Oedipus and The Critic
At the Eliot Arena Theatre
The theater season at Harvard could scarcely have had a more satisfactory beginning than with the Eliot Drama Group presentation of the Yeats' adaptation of Oedipus Rex and Sheridan's The Critic. Their Critic is charming and imaginative, and their Oedipus is nothing less than superb.
Yeat's version of the Greek tragedy offers its difficulties--the longer speeches include a number of passages obviously difficult to enunciate clearly--but it is still admirably suited for a modern audience because it stresses the excitement which the play contains. The director, D.J. Sullivan, understands this fact and has recreated Oedipus as a truly gripping piece of theater.

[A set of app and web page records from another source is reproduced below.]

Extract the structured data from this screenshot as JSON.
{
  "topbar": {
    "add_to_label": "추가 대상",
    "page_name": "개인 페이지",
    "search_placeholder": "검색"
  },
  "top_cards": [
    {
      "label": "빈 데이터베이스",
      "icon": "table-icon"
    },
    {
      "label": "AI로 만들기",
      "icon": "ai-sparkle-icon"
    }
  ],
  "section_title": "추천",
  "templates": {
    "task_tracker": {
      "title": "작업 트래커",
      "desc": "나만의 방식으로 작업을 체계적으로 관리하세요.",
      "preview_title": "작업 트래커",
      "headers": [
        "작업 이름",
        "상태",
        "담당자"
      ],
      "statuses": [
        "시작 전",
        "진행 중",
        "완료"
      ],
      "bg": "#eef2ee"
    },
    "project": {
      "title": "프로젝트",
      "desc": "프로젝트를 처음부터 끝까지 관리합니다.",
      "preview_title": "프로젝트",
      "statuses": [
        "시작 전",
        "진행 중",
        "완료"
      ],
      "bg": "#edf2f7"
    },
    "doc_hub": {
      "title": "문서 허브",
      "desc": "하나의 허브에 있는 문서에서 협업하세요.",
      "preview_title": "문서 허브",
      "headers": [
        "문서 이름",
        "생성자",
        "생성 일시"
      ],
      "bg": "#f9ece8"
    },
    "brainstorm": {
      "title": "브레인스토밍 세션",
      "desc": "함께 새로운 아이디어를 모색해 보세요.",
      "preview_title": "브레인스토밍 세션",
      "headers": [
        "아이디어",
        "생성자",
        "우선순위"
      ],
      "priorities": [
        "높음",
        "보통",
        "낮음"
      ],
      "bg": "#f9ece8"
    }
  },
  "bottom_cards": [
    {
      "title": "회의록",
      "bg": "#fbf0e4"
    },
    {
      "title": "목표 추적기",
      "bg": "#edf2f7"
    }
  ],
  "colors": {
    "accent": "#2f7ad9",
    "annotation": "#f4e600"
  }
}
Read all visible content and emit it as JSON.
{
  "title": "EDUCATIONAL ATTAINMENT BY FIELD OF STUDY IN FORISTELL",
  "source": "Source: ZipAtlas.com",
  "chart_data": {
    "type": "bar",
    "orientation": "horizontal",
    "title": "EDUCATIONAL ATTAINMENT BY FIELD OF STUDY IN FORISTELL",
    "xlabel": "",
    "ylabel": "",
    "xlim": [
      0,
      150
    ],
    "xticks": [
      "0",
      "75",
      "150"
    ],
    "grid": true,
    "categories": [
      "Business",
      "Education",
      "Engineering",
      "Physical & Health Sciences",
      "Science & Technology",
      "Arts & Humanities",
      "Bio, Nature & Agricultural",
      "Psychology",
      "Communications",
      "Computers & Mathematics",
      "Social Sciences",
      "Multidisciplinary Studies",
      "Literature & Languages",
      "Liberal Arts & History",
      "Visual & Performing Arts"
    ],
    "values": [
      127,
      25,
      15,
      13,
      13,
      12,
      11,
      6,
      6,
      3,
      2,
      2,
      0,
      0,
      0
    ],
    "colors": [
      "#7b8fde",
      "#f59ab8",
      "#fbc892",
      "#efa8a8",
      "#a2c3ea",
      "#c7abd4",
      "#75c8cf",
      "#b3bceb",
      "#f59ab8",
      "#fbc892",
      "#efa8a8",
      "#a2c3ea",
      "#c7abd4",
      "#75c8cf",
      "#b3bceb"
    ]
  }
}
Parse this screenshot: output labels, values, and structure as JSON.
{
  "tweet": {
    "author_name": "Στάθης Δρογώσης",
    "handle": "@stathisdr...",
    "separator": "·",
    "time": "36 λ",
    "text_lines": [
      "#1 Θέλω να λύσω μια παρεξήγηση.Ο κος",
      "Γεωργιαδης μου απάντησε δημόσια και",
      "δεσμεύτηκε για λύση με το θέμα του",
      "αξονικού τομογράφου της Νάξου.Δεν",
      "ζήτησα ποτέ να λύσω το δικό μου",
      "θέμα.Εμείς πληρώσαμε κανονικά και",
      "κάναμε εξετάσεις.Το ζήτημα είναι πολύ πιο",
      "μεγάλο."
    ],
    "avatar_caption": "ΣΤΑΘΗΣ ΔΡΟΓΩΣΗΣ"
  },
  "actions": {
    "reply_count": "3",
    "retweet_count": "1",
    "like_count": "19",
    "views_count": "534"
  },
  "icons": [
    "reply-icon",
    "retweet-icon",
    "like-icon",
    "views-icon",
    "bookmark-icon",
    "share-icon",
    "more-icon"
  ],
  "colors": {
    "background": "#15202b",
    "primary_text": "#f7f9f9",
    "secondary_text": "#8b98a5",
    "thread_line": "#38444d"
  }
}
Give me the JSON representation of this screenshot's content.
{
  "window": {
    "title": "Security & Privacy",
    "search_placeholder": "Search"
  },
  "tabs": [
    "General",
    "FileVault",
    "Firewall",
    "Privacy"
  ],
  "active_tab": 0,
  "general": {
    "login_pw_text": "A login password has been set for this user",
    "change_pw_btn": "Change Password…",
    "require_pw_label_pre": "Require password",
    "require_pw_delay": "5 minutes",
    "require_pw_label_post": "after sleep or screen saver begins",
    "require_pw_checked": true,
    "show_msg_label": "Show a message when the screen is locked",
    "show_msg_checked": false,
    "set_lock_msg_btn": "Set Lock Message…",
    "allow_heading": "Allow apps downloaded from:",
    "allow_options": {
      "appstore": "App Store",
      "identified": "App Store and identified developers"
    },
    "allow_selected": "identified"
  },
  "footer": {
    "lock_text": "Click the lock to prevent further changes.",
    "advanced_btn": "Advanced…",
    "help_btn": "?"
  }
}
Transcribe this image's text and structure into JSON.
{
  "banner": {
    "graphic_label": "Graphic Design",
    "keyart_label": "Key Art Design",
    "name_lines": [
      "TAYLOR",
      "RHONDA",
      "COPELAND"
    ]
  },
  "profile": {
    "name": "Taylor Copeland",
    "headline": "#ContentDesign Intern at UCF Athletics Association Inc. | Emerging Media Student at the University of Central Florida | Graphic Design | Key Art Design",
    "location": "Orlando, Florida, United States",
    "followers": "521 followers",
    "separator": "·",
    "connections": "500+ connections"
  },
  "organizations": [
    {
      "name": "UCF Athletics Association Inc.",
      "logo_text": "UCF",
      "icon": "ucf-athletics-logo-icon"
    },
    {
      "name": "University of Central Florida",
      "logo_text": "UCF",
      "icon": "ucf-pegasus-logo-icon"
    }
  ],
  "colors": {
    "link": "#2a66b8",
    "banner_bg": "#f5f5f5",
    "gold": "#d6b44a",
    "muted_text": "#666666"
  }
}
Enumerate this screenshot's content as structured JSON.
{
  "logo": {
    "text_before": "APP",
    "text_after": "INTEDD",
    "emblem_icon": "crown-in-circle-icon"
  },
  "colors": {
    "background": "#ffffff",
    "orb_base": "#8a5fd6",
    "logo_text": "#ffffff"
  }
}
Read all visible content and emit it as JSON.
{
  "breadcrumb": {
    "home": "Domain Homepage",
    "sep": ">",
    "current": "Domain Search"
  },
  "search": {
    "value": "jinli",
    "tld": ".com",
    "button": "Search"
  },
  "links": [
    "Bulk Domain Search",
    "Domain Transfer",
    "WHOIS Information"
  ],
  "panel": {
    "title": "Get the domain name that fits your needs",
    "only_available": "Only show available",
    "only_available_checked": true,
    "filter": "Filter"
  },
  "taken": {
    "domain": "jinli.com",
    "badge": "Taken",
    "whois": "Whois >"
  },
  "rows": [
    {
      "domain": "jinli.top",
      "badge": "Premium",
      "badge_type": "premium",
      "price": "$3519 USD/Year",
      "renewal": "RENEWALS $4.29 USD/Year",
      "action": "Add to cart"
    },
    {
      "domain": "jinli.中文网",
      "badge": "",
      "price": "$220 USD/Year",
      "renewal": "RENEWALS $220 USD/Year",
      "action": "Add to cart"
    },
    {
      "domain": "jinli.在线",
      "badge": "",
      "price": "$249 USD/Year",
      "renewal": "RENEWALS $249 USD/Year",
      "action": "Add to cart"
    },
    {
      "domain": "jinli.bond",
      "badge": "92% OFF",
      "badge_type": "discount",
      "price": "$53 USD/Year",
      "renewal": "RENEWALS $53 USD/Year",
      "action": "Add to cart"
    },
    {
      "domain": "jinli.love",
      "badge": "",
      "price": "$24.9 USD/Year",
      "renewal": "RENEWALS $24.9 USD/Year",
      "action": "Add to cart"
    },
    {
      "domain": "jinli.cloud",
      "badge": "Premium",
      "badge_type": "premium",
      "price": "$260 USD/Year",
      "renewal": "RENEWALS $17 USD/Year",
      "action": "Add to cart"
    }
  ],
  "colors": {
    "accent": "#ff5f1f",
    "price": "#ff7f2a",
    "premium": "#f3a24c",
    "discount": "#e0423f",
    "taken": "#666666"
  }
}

Furthermore he and Harold Scott, who portrays the King, also understand the subtle rhythms of the tragedy, for in their hands the play rises through a beautifully timed series of climaxes to the point where Oedipus' anguished scream announces that he at last knows his true situation. Sullivan, happily renouncing any sort of theatrical trickery, kept a tight control over all his performers to make sure that they fit exactly into the shape of the tragedy.
But no director can present a satisfactory Oedipus without a very talented actor in the title role, and in Scott he found one who fits this description. There is absolutely nothing wrong with Harold Scott's performance. All the shadings of the King are here: the young and arrogant saviour of Thebes, the impatient investigator into his own past, and the chastened hero, who submits in a most touching scene, to the will of the new King, Creon.
Just as impressive, in her own way, is the Jocasta of Lisa Rosenfarb. She projects the dignity of the queen of Thebes, and at the same time retains the tenderness of a loving wife. And to watch the horror of realization steal into her eyes as she recognizes that Oedipus is her own son is to witness a consumate piece of acting. A similar attention to the details of a performance can be found in Philip McCopy's portrayal of Tiresias, the blind prophet. In his single but long scene, the man personifies all the calm certaintly of truth.
The other actors too are admirable, particularly Peter Hugens as the First Messenger, Marc Brugnoni as a Herdsman, and Thomas Teal as the leader of the chorus. D.J. Sullivan also deserves special mention for his more than creditable performance as Creon, a role which he took over at practically the last moment.
Sheridan's The Critic, a mannered spoof of theater and society in the eighteenth century, is as different from Oedipus Rex as any play can be, but--partly perhaps because it is so dissimilar--it makes an attractive companion piece to the great tragedy. This play has aged more in its much shorter existence than the Greek drama, yet it still retains much life because many of the subjects of its barbs, including drama criticism and the press, are very much with us today.
Once again D. J. Sullivan is in line for praise, this time for his work as director and for his skillful performance in the starring role. As director, he is responsible for inventing a great deal of imaginative and humorous stage business, even though at the end of the piece things become a little chaotic. As star, in the role of a vainglorious playwright named Puff, he reveals a sure sense of comedy. He is particularly amusing in a long, aria-like speech that dissects the advertising techniques of the day with a surety that would make the denizens of Madison Avenue cringe.
The Critic is a somewhat shapeless play, made up of two parts. The first, little more than a series of character sketches, is laid in the home of one Dangle, portrayed ably but with a faintly incongruous accent by James Matisoff. Here, in addition to Puff, another aspiring author named Fret, played by Marc Brugnoni, and a gentleman-about-town called Sneer, portrayed by Robert Jordan, needle each other with polished skill. But Thomas Teal, as a horse-faced and impassive servant, all but steals the scene as the helps his master ceremoniously slip on a corset.
But the comedy does not reach its funniest part until the second scene, a rehearsal of Puff's masterpiece. That play, a wonderful and absurd specimen of eighteenth century tragedy at its tearful best, gives a seemingly endless series of players a chance to rant and spout amusingly grand poetry. All the cast of the play within a play cannot be mentioned, though most of them deserve to be. Particularly outstanding are Nancy Curtis, who shines as the heroine, Eric Martin, as her father, Thomas Eldridge, in the part of Lord Hatton, and John Hallowell, as Leicester.
All these actors, and for that matter also Peter Chermayeff, who designed the sets, and Anne Hollander, who contributed the costumes, set a very high standard with their work. The next production of the season will have to aim high to come within the range of this one.